However, Yehoshua – from Shevet Ephraim – is identified with life’s physical and material aspects, like his forebear, Yosef:

“Who was the provider to all the people of the land.” (Breishit 42:6)

Similarly, Moshe blesses Yosef:

“Blessed by Hashem is his land; with the sweetness of the heavens with dew, and with the deep waters crouching below.” (Devarim 33:13)

Yehoshua’s connection to life’s material side is the reason he is chosen to lead Bnei Yisrael into Eretz Yisrael. At the same time, however, this quality means that he needs to be balanced and strengthened. The additional yud enables Yehoshua to serve as Moshe’s mesharet. As Chazal state:

“Moshe’s face is like the face of the sun, and Yehoshua’s face is like the face of the moon.”

The moon is strengthened by the light of the sun, and the combination of the imposed Divine Presence, a deep religious conviction, and Yehoshua’s own inherent talents ensures that he will successfully overcome the physical challenges which he is to face in Eretz Yisrael.

Hence, when the discussion concerned the viability of conquering Eretz Yisrael, Yehoshua did not play an active role. However, Calev – who embodies a natural Divine Presence – can easily participate in this conversation and declare:

“For we can surely overcome it.” (Bamidbar 13:30)

But Yehoshua must remain silent.

Yet, when the nation starts to complain about Divine Providence and about Moshe and Aharon, Yehoshua immediately intervenes. As soon as Bnei Yisrael fume:

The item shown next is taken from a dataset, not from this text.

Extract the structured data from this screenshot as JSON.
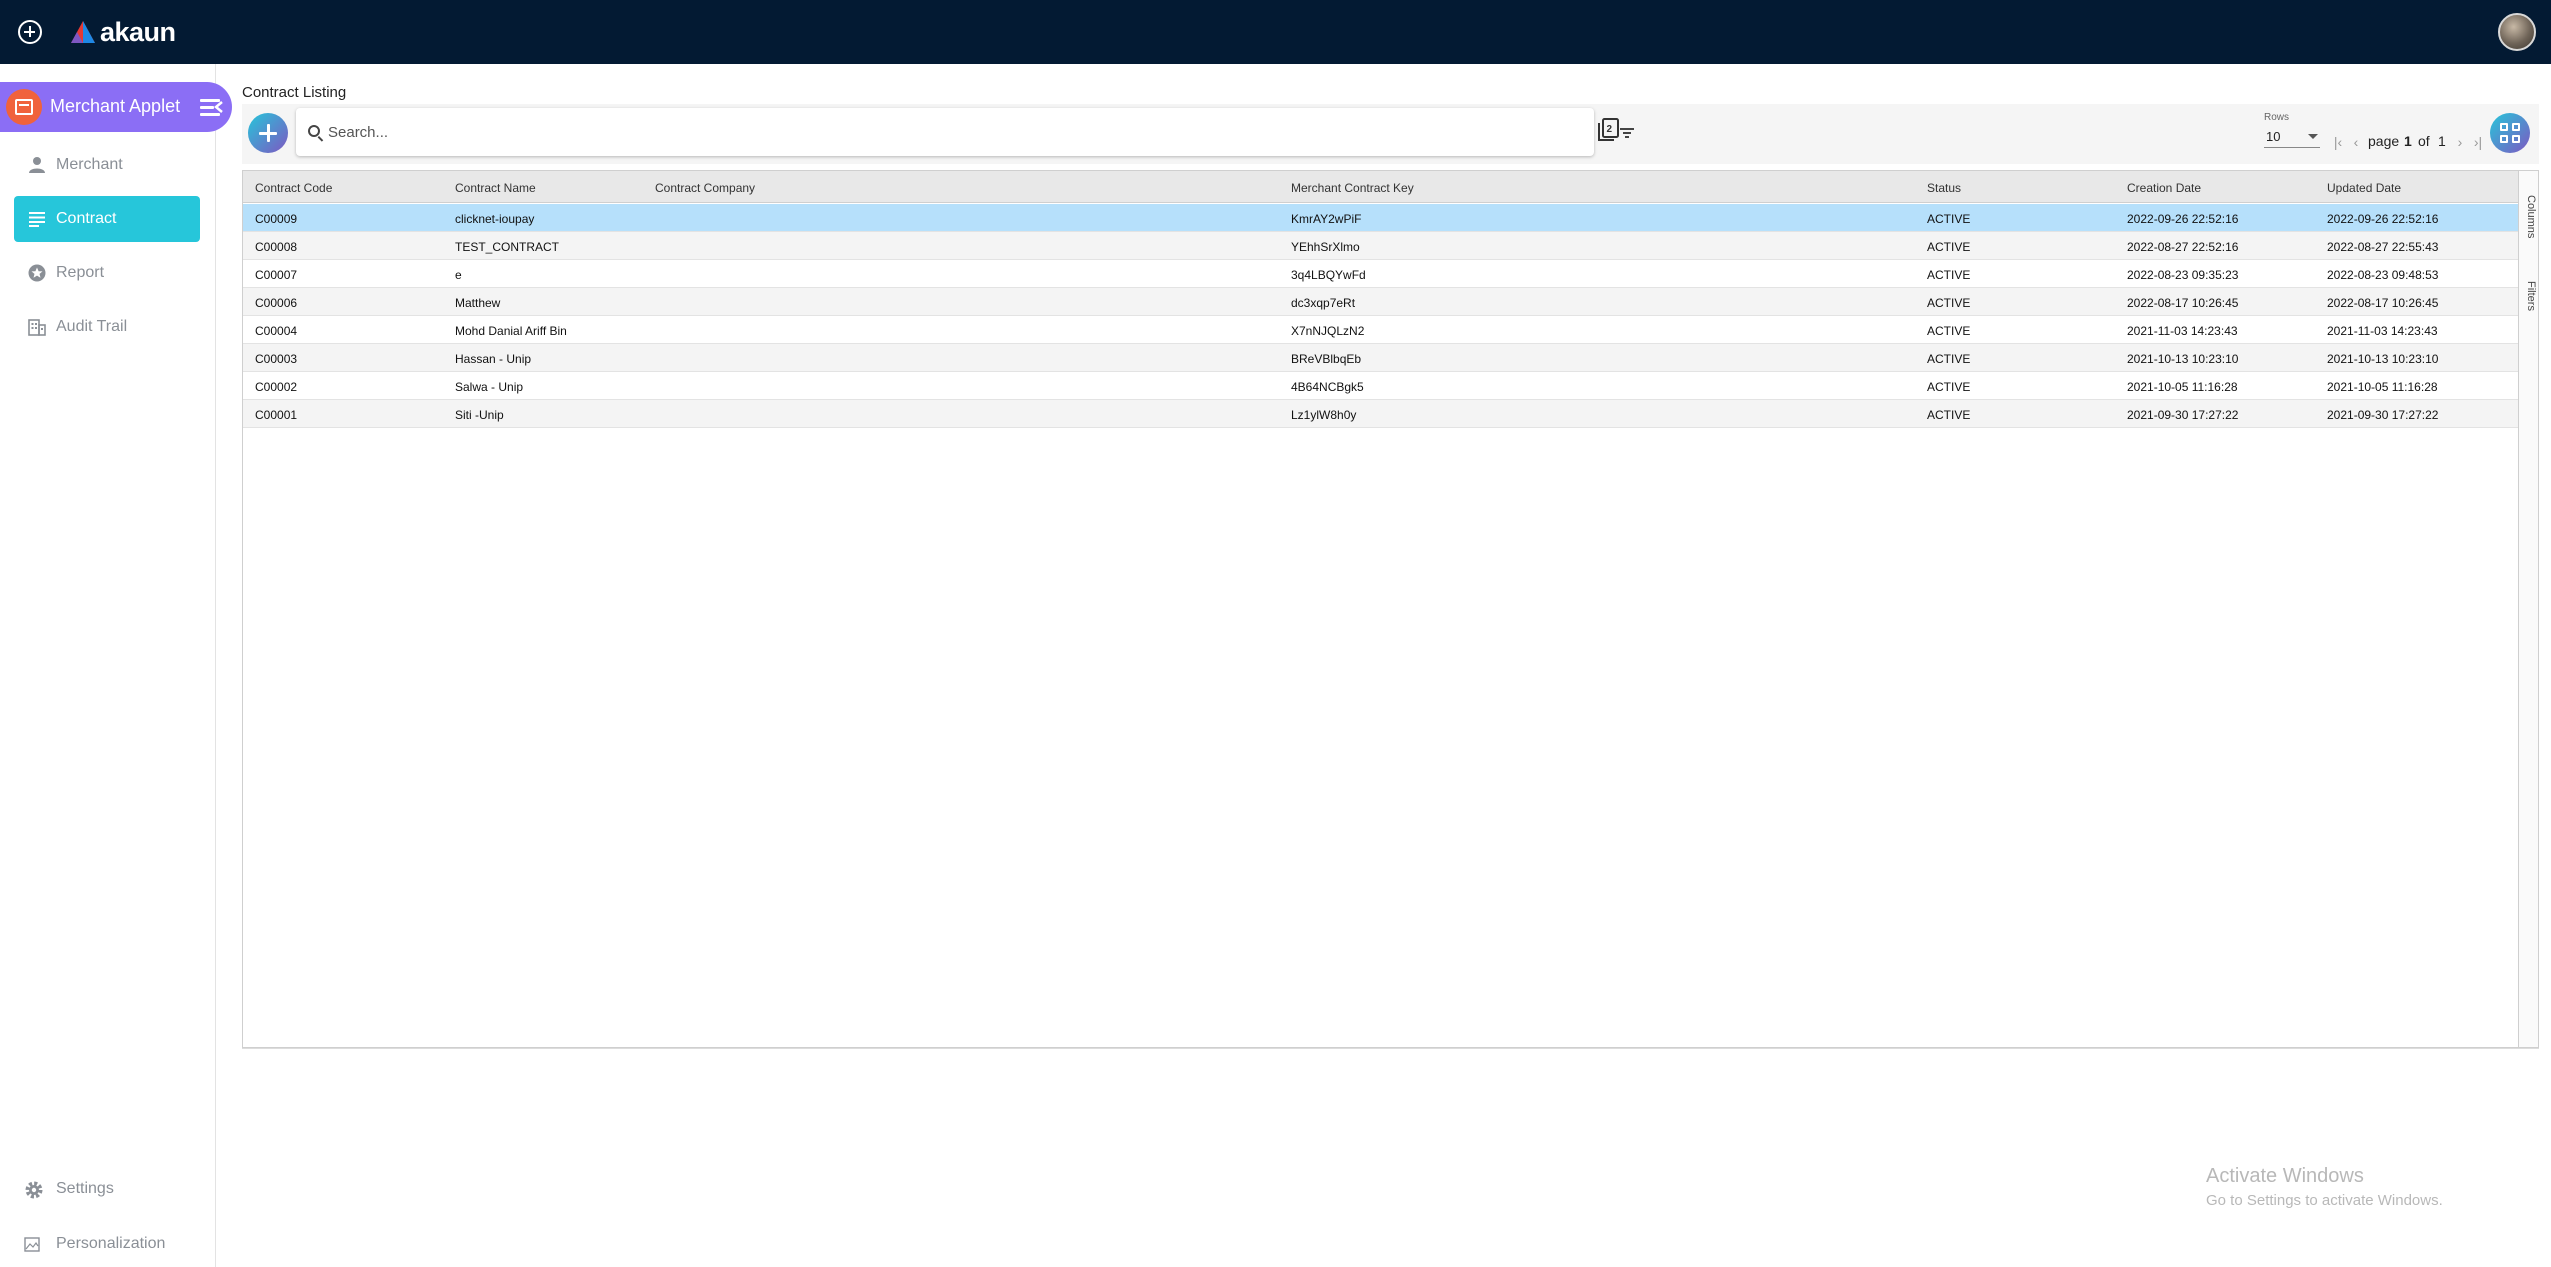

“Why is Hashem bringing us to this land to fall by the sword…” (Bamidbar 14:3)

Yehoshua takes charge:

“Yehoshua, the son of Nun, and Calev, the son of Yephuneh, who were among those who had scouted the land, tore their garments. And they said… the land is very, very good.” (Bamidbar 14:6-7)

This time, Yehoshua and Calev do not suffice with Am Yisrael’s ability to conquer the Land. Rather, they adopt a theological approach:

“If Hashem desires us, He will bring us to this land… But you shall not rebel against Hashem… and Hashem is with us, do not fear them.” (Bamidbar 14:8- 9)

Thrice, Hashem’s intervention in the war’s outcome is stressed.

Yehoshua, who symbolizes the physical and natural world, is the one to emphasize that the conquest’s success depends on the nation’s emunah and Hashem’s involvement in the process. As Moshe’s disciple and as a leader of Shevet Ephraim, Yehoshua represents the synthesis of the natural world and the world of emunah.

Yet, why was Calev – with his inborn connection to the Divine Presence – not chosen to lead Bnei Yisrael into Eretz Yisrael in lieu of Yehoshua? Perhaps we can say that Calev’s inborn connection – which is shared by Mashiach ben David – will be relevant only at a later stage of geulah (salvation), when the material has truly been fused with the spiritual. But during the early stages, the two are still separate, and thus, a conscious and external effort is necessary to reconcile the two polar opposites.

Clearly, this type of reconciliation leads to a dichotomy. Nevertheless, a concerted effort and much patience can slowly reduce the gap. In the meantime, we must simultaneously grasp two distinct approaches and recognize that eventually the extremes will be fully and harmoniously merged. In other words, the Tree of Ephraim will be united with the Tree of Yehudah.